A site visit to the Mint of Poland
Only a few have witnessed the process of minting. Among those lucky ones are 35 students of Jozef Poniatowski’s Fifth Secondary Comprehensive School in Warsaw, who had the opportunity to visit the Mint of Poland. What the students found particularly surprising was that the special minting press could mint as many as 15 coins per minute. Read on to see what else they learned during the visit.
Considered to be one of the most technologically advanced in the world, Mint of Poland produces not only round coins but also rectangular, square, or even spatial pieces. Few know we are the trendsetter of the latter and can make such shapes as a cylinder, a cube, a pyramid, an egg, or a volcano. The high schoolers also learned about the production of state seals, government’s insignia or commemorative medals. What captured their imagination, however, were the coins, which raised a lot of questions. Here are the most interesting queries along with the answers.
Why does the Mint of Poland produces the circulation coins for other countries?
Not every country in the world has its own mint, which means that for some cooperation with foreign entities is just necessary. However, only selected mints can submit a tender. Mint of Poland is among them because we can produce coins using every technology available now on the market. So far it has carried out contracts to mint the circulation coins e.g. central banks of Colombia, Dominican Republic, Georgia, Guatemala, Bolivia, Paraguay, Lebanon, Albania, Costa Rica, and Thailand.
Can you pay with a collector coin?
The collector coin is a legal means of payment, but it’s important to remember that the coin’s value lies not only in its denomination, but also e.g. in the metal of which it is made. The total value of a collector coin is higher than what the issuer has declared.
How is the price of a collector coin determined?
The price of a collector coin is determined by the metal of which it is made (the stamp indicates the fineness of the coin, i.e. the weight of fine metal within), the mintage (the smaller the mintage, the higher the value), year of the issue. Sometimes the coin’s value is boosted by the market trends.
The collectors particularly value the so-called error coins, i.e. coins with a mint-made error. The most expensive one so far has been sold for USD 3.8 million.
What’s the difference between a coin and a numismatic item?
Numismatic item is only a collectible. It possesses neither denomination nor the issuer’s emblem, as these are the features of a coin that is a legal means of payment.
What are PLN 2 and PLN 5 coins made of?

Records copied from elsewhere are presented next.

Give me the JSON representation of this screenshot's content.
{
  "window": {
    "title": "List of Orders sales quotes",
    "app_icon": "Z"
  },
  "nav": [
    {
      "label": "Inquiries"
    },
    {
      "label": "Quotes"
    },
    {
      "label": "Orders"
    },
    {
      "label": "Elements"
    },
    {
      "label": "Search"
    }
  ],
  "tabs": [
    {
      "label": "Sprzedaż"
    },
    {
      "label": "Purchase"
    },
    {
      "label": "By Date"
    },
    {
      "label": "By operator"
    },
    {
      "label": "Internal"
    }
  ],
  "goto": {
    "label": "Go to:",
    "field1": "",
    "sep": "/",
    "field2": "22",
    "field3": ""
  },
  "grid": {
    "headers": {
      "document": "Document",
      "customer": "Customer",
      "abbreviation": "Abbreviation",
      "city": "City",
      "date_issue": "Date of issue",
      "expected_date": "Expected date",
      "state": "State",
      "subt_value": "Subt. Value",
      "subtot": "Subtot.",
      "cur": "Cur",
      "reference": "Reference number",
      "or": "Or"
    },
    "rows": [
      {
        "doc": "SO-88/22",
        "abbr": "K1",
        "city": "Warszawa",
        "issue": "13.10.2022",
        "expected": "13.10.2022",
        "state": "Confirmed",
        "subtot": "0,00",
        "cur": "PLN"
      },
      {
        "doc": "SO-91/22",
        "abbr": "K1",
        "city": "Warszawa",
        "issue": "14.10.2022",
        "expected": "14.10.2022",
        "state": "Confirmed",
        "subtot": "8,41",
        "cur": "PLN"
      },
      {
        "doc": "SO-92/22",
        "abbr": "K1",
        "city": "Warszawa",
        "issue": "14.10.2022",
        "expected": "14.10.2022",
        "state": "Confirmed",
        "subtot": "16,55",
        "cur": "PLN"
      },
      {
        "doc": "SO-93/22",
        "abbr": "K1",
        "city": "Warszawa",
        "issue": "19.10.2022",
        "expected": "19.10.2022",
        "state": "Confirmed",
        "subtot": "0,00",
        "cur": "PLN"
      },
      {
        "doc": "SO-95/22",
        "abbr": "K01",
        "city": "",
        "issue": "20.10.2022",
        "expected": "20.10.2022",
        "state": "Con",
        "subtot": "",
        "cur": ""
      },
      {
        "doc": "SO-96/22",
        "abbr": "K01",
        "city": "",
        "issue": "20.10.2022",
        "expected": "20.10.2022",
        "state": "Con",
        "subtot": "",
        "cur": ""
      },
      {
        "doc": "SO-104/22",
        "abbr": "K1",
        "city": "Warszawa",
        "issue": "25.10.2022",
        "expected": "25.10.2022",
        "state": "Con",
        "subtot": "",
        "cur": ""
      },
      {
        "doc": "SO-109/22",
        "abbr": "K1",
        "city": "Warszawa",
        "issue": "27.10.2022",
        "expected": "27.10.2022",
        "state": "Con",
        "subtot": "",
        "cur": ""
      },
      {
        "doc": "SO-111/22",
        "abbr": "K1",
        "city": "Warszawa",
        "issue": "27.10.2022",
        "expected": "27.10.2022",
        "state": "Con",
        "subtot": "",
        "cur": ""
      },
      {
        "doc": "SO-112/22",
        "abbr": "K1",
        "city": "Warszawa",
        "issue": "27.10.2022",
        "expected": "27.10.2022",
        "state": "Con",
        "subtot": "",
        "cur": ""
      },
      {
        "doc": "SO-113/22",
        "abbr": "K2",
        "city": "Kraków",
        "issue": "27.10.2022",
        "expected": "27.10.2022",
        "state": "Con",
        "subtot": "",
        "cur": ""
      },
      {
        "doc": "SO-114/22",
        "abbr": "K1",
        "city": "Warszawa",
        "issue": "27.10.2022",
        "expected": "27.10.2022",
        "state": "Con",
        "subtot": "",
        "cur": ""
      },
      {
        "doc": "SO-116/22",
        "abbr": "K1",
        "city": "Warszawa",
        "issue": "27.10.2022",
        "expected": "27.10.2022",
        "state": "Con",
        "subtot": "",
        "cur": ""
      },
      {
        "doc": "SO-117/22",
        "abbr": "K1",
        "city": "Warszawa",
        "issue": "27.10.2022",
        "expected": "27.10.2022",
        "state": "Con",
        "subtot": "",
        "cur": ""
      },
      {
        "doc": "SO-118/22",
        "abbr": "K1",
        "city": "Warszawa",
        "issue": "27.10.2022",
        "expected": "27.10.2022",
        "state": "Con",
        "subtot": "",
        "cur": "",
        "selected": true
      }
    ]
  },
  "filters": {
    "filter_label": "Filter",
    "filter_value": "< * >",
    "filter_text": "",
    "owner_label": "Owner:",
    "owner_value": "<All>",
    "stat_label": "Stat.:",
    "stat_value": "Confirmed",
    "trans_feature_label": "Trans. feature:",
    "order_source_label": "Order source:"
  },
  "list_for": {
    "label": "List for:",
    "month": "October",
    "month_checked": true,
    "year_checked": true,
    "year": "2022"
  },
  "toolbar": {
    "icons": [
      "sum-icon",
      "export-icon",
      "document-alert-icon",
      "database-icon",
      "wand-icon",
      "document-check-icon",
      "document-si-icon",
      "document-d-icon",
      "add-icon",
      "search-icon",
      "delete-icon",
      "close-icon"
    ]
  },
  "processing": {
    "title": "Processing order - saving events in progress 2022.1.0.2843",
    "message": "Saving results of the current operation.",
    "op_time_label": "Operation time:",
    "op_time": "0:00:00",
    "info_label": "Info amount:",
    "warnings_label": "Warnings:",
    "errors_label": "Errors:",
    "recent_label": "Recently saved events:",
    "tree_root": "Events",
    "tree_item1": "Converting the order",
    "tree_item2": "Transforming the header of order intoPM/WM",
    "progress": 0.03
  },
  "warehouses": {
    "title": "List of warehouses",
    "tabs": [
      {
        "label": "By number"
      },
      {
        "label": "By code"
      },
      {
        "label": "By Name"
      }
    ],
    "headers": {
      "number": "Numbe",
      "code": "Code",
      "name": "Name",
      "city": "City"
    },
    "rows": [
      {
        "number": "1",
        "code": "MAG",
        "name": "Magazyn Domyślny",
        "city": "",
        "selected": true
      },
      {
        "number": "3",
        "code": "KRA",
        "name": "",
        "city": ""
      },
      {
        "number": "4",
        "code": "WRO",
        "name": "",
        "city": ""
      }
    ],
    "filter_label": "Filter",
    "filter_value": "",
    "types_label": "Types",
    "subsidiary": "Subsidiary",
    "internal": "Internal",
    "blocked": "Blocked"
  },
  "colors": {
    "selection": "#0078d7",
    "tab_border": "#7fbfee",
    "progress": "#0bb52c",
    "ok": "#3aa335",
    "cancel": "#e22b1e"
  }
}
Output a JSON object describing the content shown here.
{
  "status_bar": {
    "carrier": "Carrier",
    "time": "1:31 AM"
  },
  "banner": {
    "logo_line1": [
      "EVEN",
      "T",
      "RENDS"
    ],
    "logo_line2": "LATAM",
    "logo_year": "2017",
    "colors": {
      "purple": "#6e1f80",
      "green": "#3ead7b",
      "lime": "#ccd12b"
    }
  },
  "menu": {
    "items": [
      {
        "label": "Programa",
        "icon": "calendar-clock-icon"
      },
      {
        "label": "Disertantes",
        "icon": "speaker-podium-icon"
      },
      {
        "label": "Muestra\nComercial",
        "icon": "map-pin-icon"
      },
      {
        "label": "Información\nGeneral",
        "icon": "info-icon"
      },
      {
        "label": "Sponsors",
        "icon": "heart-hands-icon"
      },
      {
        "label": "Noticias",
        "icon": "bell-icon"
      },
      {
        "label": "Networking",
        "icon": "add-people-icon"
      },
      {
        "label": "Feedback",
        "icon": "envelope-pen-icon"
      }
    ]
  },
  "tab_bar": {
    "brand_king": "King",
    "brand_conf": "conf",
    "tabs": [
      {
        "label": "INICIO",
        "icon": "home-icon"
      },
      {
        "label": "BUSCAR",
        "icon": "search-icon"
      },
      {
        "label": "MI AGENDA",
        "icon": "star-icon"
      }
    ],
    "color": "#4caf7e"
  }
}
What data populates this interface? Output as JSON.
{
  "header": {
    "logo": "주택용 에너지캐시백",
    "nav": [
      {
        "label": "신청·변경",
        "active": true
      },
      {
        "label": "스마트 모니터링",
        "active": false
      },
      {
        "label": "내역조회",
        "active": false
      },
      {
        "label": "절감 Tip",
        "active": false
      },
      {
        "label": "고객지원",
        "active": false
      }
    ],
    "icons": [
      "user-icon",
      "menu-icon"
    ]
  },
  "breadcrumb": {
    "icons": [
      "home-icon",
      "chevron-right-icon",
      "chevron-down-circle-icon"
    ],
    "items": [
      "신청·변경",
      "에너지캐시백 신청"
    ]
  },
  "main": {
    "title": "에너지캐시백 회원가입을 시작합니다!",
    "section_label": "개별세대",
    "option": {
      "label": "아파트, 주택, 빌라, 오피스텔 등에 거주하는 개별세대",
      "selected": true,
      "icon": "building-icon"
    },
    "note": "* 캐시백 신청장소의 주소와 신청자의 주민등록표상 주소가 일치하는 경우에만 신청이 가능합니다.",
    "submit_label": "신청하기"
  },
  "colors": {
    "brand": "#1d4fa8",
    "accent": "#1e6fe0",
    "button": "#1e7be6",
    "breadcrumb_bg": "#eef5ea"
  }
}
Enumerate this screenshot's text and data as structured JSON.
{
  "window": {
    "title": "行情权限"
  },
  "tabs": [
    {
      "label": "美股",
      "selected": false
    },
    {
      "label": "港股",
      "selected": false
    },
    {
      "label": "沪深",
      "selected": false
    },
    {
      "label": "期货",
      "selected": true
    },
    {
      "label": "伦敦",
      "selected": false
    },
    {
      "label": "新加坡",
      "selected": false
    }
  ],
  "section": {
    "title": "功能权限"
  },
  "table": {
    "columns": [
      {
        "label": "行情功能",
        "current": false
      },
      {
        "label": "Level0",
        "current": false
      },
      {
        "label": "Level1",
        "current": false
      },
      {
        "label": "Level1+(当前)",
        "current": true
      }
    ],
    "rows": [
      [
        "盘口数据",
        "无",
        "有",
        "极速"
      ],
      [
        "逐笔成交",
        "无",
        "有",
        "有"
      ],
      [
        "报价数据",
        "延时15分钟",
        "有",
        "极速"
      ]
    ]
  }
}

PLN 2 and PLN 5 coins are bimetallic, which means that they are very hard to counterfeit. The silver part is made of cupronickel, i.e. an alloy of copper and nickel, the golden one is made using aluminum bronze.
Why is it more profitable to invest in gold coins or gold bars instead of gold jewelry?
The key difference that influences the value of the bullion coins and jewelry is fineness, i.e. the content of pure gold. Jewelry is made of alloys of gold and base metals and it has usually .333 fineness, which means that it contains 33.3% gold. Moreover, jewelry’s price also includes the cost of the jeweler’s labor, which has no value from the investor’s point of view. That’s why it is less profitable to sell jewelry.